Are there long-term effects from getting a concussion? In one study a group of male college athletes who had suffered a concussion more than six months before the start of the study did not differ significantly in neurological tests compared to college athletes who had never had a concussion.[4] However, a study of retired professional football players suggested that those players who suffered more than three separate concussions during their career were at a significantly greater risk of having depressive episodes later in life than retired players with no history of concussion. And, another study of retired NFL players found that players who had suffered more than three concussions during their careers were at greater risk of developing early Alzheimer’s Disease.[8]

Concussions and head impacts also cause instant changes. A 2016 study of heading soccer balls showed immediate problems with thinking and remembering.[9] Fortunately, these abilities went back to normal after 24-hours, but the researchers did not evaluate the effects of repeated heading of the soccer ball over a period of months or years.

Ultimately the decision about how long to wait after a concussion before resuming practice and playing in games should be made in consultation with a medical professional. Every injury and every player is different. A 2015 study in the journal of Pediatrics found that adolescents who rested 5 days after having a concussion reported more daily symptoms and slower recovery than those who rested the usual 1-2 days. The researchers advised resting for 1-2 days and then gradually starting to resume physical activity.[10]

All articles are reviewed and approved by Dr. Diana Zuckerman and other senior staff.

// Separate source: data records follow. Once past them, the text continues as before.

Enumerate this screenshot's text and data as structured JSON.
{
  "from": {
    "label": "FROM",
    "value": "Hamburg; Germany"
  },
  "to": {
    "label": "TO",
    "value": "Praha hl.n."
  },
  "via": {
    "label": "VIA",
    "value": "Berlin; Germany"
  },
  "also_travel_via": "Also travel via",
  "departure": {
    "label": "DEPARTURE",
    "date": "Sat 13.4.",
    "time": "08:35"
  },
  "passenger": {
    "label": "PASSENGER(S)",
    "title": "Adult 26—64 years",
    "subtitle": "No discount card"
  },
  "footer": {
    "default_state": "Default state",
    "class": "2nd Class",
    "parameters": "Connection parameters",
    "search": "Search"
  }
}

  1. Ropper AH, Gorson KC. Concussion. The New England Journal of Medicine. 2007;356:166-172
  2. Is Soccer Bad for Children’s Heads?: Summary of the IOM Workshop on Neuropsychological Consequences of Head Impact in Youth Soccer. Institute of Medicine. National Academy Press. Washington D.C. 2002
  3. Zemper ED. Two-year prospective study of relative risk of second concussion. American Journal of Physical Medicine and Rehabilitation. 2003;82:653-659.
  4. Bruce JM, Echemendia RJ. Concussion history predicts self-reported symptoms before and following a concussive event. Neurology. 2004;63:1516-1518.
  5. Medline Plus. National Library of Medicine and the National Institutes of Health: Concussion-Child-Discharge.
  6. Brunker P, Darby D, Makdissi M, Maruff P, McCrory PR, Ugoni A. Natural History of Concussion in Sport: Markers of Severity and Implications for Management. American Journal of Sports Medicine 2010 38:464-471.
  7. Bay, RC, Heil J, McVeigh SD Valovich TC. Identification of Sport and Recreational Activity Concussion History Through the Preparticipation Screening and a Symptom Survey in Young Athletes. Clinical Journal of Sports Medicine. 2008;18:235-240
  8. Guskiewitz KM, Marshall SW, Bailes J, McCrea M, Harding HP, Matthews A, Mihalik JR, Cantu R. Recurrent concussion and risk of depression in retired professional football players. Medicine & Science in Sports and Exercise. 2007;39:903-909.
  9. Di Virgillio, T. G., Hunter, A., Wilson, L., Stewart, W., Goodall, S., Howatson, G., Donaldson, D., & Ietswaart, M. Evidence for Acute Electrophysiological and Cognitive Changes Following Routine Soccer Heading. EBioMedicine, 2016.
  10. Thomas DG, Apps JN, Hoffmann RG, McCrea M, Hammeke T. Benefits of Strict Rest After Acute Concussion: A Randomized Controlled Trial. Pediatrics. 2015; 135(2).